_Exercise directions_: Would you please give the entries again word for word, with no images in your copy?
START Material shown
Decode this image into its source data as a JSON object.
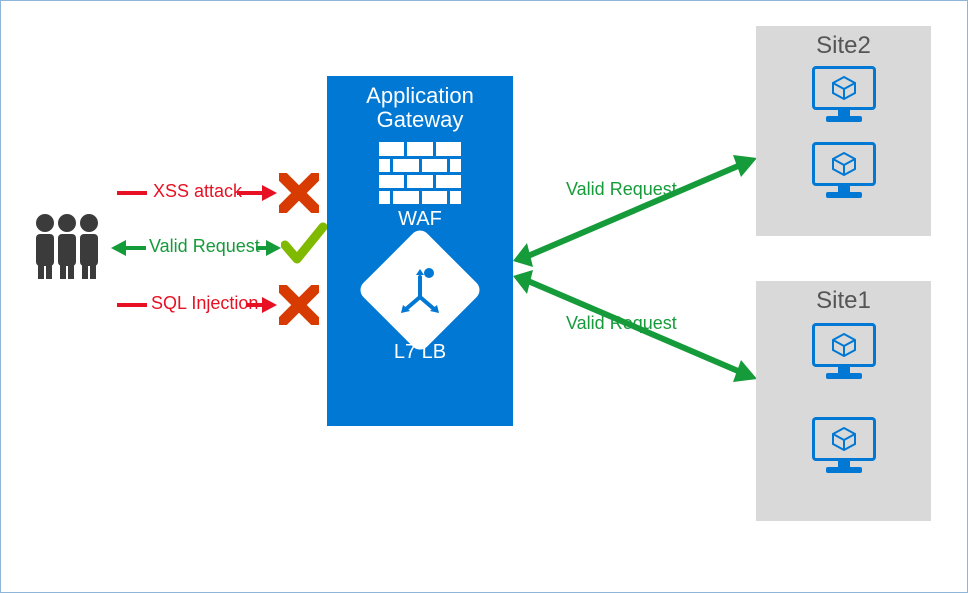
{
  "gateway": {
    "title_line1": "Application",
    "title_line2": "Gateway",
    "waf_label": "WAF",
    "lb_label": "L7 LB"
  },
  "requests": {
    "xss": "XSS attack",
    "valid": "Valid Request",
    "sqli": "SQL Injection",
    "out_site2": "Valid Request",
    "out_site1": "Valid Request"
  },
  "sites": {
    "site2": {
      "title": "Site2"
    },
    "site1": {
      "title": "Site1"
    }
  },
  "colors": {
    "blue": "#0078d4",
    "green": "#169b3a",
    "red": "#e81123",
    "orange_x": "#d83b01",
    "lime_check": "#7fba00",
    "grey_box": "#d9d9d9"
  }
}
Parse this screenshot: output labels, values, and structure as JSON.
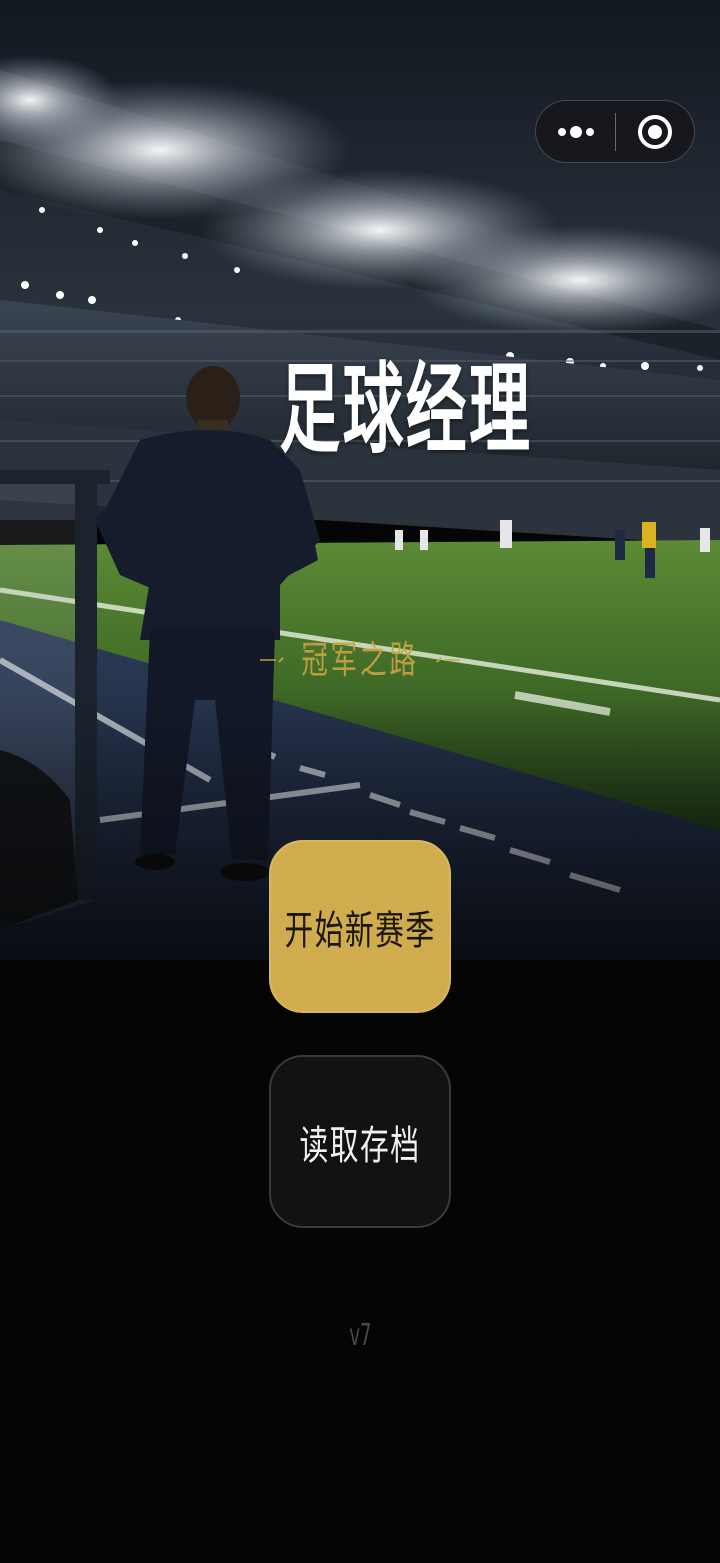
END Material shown
_Reply to the exercise_:
Decode this image into its source data as a JSON object.
{
  "gateway": {
    "title_line1": "Application",
    "title_line2": "Gateway",
    "waf_label": "WAF",
    "lb_label": "L7 LB"
  },
  "requests": {
    "xss": "XSS attack",
    "valid": "Valid Request",
    "sqli": "SQL Injection",
    "out_site2": "Valid Request",
    "out_site1": "Valid Request"
  },
  "sites": {
    "site2": {
      "title": "Site2"
    },
    "site1": {
      "title": "Site1"
    }
  },
  "colors": {
    "blue": "#0078d4",
    "green": "#169b3a",
    "red": "#e81123",
    "orange_x": "#d83b01",
    "lime_check": "#7fba00",
    "grey_box": "#d9d9d9"
  }
}
Parse this screenshot: output labels, values, and structure as JSON.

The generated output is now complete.